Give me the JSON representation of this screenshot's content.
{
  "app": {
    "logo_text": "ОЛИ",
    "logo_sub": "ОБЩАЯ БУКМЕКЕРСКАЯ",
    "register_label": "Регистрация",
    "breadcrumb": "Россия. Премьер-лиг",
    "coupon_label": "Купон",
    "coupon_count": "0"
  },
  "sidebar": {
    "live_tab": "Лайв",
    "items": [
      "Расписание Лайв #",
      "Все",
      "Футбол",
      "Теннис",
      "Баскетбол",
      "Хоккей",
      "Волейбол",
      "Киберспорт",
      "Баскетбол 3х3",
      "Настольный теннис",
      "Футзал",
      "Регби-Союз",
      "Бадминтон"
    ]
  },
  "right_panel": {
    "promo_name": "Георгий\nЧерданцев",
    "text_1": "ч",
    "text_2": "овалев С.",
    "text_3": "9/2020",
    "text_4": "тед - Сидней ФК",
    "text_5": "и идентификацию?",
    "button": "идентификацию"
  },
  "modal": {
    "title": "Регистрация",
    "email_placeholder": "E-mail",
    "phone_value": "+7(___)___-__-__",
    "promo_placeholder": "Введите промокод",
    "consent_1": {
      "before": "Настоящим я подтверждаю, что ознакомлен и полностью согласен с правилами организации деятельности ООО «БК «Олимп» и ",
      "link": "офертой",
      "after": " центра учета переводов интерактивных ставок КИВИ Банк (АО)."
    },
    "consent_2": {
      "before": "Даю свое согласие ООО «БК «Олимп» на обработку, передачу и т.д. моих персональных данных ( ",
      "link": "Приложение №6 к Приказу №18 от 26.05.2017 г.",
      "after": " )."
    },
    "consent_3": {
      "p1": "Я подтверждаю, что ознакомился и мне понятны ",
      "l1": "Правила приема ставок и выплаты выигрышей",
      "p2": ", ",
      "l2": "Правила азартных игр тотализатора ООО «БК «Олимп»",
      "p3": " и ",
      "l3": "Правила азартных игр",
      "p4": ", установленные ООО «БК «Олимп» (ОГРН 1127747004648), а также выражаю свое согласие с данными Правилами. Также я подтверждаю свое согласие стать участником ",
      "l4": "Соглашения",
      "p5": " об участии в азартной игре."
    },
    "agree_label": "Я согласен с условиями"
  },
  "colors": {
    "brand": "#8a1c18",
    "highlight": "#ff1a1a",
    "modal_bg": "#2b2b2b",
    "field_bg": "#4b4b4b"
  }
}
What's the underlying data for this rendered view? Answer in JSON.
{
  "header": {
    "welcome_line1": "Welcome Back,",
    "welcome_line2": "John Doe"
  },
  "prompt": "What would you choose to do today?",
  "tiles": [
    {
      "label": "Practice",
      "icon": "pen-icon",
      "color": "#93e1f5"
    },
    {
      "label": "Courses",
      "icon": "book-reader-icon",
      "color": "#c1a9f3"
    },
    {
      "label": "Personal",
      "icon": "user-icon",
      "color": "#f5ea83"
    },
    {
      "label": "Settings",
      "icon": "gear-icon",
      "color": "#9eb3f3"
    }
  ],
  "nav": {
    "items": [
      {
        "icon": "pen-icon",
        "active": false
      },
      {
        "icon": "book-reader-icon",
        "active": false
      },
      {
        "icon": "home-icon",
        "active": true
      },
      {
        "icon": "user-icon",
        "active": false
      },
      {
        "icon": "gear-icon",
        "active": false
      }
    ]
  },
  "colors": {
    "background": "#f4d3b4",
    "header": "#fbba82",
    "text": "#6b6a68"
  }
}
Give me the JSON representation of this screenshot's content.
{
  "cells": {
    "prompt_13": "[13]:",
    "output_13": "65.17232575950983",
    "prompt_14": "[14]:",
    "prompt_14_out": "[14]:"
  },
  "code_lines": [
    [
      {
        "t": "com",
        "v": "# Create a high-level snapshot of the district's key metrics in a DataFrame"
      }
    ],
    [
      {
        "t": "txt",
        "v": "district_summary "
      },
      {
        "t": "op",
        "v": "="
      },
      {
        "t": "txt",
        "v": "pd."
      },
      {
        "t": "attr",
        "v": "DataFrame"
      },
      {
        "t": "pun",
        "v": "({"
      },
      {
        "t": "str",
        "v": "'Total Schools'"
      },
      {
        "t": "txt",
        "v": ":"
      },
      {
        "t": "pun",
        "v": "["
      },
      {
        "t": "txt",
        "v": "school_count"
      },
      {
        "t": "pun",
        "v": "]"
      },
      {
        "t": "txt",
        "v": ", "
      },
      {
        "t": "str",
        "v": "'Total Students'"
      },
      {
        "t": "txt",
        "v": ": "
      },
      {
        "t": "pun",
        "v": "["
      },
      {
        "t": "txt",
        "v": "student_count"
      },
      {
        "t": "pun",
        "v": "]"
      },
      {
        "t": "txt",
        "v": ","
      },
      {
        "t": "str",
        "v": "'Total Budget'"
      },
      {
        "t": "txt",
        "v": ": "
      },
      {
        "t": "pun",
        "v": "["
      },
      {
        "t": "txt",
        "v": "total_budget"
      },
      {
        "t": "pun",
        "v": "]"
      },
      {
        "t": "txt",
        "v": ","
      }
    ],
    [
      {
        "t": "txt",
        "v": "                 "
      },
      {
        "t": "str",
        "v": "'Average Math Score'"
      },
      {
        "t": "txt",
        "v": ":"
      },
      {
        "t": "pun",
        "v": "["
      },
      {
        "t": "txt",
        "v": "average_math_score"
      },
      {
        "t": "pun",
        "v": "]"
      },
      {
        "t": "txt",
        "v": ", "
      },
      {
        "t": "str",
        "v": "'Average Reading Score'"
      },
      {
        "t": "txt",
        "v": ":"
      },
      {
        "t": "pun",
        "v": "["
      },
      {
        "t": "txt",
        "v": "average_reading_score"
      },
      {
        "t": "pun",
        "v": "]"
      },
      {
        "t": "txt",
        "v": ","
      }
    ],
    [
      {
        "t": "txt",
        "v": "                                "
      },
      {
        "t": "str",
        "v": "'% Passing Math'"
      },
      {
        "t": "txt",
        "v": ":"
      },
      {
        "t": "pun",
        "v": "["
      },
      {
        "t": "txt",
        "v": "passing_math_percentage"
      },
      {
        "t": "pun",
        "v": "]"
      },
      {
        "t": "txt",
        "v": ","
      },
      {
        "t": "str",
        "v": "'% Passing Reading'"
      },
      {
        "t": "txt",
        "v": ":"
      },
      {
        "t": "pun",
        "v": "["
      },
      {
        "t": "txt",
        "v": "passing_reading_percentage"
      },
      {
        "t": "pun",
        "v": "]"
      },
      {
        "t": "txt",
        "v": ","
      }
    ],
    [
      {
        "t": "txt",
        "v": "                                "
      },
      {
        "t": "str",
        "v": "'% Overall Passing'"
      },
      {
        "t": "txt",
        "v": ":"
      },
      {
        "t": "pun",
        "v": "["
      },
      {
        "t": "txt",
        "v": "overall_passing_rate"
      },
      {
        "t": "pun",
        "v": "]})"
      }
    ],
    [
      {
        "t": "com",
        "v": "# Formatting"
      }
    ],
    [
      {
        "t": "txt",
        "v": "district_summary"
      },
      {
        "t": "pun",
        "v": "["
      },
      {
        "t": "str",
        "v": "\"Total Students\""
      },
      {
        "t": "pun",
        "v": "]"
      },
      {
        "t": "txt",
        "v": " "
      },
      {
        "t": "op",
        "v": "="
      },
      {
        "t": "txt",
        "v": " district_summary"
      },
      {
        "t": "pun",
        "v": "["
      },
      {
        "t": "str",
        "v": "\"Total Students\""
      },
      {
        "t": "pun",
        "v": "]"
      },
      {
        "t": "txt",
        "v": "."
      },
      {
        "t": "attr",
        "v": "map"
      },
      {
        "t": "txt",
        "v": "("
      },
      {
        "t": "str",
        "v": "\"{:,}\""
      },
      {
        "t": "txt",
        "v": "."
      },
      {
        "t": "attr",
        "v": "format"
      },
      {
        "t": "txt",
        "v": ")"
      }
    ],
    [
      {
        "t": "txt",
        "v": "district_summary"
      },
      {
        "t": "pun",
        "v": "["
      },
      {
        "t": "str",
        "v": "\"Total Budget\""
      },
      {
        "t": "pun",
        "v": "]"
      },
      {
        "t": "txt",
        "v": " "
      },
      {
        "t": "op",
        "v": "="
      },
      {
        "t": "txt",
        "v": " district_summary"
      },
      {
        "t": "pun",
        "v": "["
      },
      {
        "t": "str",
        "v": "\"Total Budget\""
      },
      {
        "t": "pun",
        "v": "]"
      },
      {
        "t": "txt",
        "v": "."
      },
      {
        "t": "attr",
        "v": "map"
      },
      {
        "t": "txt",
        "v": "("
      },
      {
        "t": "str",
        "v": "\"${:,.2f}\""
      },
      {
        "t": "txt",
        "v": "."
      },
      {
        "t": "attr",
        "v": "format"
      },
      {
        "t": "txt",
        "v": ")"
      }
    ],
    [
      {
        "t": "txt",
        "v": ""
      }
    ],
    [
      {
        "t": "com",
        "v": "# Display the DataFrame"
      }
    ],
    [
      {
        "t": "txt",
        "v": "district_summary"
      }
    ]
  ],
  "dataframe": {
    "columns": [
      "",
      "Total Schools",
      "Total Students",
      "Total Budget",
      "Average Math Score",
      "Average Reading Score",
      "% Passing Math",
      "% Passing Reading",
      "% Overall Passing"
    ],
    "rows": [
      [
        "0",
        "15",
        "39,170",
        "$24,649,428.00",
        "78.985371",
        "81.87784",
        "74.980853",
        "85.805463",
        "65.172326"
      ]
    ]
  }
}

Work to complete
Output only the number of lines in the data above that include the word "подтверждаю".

Result of the exercise
3